Jeffrey S. Kahl1, Sarah J. Nelson

Senator George J. Mitchell Center
Environmental and Watershed Research
University of Maine
5710 Norman Smith Hall
Orono, ME 04469

1 current address: Center for the Environment
Plymouth State University
MSC#63, 213 Boyd Hall
Plymouth, NH 03264

Ivan J. Fernandez
Department of Plant, Soil and Environmental Sciences
University of Maine
Orono, ME 04469

Kathleen C. Weathers I
Institute of Ecosystem Studies
Millbrook, NY 12545

February 2007

U.S. Department of the Interior
National Park Service
Northeast Region
Boston, Massachusetts



This project provided a continuation of the 1999-2005 record of major ion and Hg chemistry in throughfall and streamwater, and the hydrologic fluxes, for a pair of intensively studied watersheds at Acadia National Park. Research on selected landscape factors influencing the amount of chemical deposition in these watersheds indicated that canopy openness, vegetative cover composition, and elevation were the most important landscape variables for predictive modeling of major ion and Hg deposition. A notable exception was NO3, where landscape variables did little to help prediction of wet deposition. We used a regression tree model approach to predict atmospheric deposition of SO4 and Hg using these landscape factors. We surveyed streams across the Park, some of which had not been sampled since the 1980s, and coordinated key stream water quality data sets into a single database. Comparison of modeled deposition across the Park and streamwater survey data suggested that although the deposition of Hg and SO4 appeared to be controlled by the same landscape factors (vegetation structure and elevation), spatial patterns in streamwater chemistry for these two analytes were not the same. Streamwater SO4 appeared to generally follow deposition patterns. Streamwater Hg was highest in association with lowland and wetland landscape features. Another focus of this research was temporal patterns in atmospheric deposition, particularly for Hg. Research in other areas of the US had suggested that Hg deposition was minimal in winter, yet winter deposition of Hg using wet-only collectors was approximately one-quarter of annual wet deposition flux at Acadia. This places a greater emphasis on winter deposition monitoring in order to evaluate ecosystem exposure for Hg, although further research is necessary to understand Hg deposition in winter, such as losses via volatilization.

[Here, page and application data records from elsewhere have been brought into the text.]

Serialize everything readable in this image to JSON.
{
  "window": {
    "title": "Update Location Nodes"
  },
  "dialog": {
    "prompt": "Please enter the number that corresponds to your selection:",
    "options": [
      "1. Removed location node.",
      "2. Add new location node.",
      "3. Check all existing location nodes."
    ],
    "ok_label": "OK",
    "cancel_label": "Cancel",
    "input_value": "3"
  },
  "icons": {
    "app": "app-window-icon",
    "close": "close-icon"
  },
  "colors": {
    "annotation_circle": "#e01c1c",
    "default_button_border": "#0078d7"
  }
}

This report has been divided into several files. Click on a file to open it.

The body of the report

Appendix A

Appendix B

Appendix C

Appendix D 2001
Appendix D 2002
Appendix D 2003

Appendix E

Appendix F

Appendix G